[Items from an interface collection]
※ ※ ※

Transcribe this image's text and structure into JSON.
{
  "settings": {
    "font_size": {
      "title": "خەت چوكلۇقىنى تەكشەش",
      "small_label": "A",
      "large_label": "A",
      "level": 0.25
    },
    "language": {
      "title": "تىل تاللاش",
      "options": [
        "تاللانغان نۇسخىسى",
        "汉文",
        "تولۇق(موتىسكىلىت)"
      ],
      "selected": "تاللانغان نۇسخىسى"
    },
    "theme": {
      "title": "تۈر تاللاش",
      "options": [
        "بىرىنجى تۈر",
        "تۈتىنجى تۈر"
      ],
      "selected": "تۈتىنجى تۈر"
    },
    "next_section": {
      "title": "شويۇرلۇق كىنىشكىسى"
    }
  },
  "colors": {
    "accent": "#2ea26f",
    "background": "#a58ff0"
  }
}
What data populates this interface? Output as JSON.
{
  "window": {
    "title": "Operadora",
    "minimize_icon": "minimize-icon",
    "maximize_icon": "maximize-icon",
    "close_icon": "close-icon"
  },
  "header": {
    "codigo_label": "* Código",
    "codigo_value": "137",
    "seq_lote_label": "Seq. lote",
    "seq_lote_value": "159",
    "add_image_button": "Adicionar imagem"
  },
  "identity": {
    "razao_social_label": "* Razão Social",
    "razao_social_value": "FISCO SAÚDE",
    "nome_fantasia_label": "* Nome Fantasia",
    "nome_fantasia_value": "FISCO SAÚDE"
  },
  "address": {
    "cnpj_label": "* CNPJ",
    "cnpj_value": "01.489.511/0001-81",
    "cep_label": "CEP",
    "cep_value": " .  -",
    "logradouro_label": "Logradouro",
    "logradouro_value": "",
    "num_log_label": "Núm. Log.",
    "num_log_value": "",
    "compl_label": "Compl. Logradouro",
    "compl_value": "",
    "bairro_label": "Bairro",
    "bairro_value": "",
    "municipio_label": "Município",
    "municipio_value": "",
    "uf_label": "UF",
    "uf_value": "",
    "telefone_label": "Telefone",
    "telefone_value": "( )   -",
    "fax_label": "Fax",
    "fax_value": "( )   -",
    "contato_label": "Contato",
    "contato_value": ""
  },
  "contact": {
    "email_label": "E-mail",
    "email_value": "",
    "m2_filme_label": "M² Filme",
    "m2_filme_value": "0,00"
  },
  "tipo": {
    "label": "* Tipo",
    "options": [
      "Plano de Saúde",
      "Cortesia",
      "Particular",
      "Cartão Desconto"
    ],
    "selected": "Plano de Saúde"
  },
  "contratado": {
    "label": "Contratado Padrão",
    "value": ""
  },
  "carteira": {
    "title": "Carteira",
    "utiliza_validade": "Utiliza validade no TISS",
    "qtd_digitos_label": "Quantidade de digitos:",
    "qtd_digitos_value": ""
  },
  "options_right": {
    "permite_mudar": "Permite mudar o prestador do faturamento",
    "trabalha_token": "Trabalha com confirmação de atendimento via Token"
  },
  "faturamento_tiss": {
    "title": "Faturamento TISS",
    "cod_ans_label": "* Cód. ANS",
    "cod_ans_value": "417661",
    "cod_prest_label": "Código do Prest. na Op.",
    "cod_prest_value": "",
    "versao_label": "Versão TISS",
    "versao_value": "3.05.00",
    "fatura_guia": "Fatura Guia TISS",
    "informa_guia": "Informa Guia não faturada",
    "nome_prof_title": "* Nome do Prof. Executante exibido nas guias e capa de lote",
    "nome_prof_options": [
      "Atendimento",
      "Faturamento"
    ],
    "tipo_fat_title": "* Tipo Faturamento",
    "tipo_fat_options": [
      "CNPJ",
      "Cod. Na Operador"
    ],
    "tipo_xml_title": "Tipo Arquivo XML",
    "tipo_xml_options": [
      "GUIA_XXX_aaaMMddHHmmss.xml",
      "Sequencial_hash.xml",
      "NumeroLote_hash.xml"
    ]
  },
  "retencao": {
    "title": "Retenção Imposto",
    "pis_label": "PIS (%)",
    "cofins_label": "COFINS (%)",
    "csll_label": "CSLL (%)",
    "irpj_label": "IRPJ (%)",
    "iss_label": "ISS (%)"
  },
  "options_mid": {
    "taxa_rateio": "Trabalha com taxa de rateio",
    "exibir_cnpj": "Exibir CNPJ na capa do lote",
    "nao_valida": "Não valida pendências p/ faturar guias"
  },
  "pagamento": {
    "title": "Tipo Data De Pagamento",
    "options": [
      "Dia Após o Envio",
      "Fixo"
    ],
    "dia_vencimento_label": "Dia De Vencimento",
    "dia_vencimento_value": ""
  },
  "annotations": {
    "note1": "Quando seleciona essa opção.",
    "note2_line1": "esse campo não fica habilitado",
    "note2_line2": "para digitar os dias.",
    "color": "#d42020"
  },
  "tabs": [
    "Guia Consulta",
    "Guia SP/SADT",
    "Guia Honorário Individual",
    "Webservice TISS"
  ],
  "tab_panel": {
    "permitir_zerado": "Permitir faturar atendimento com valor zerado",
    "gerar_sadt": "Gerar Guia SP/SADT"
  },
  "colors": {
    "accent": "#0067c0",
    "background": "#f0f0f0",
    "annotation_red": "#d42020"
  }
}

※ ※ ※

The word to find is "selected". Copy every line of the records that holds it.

      "selected": "تاللانغان نۇسخىسى"
      "selected": "تۈتىنجى تۈر"
    "selected": "Plano de Saúde"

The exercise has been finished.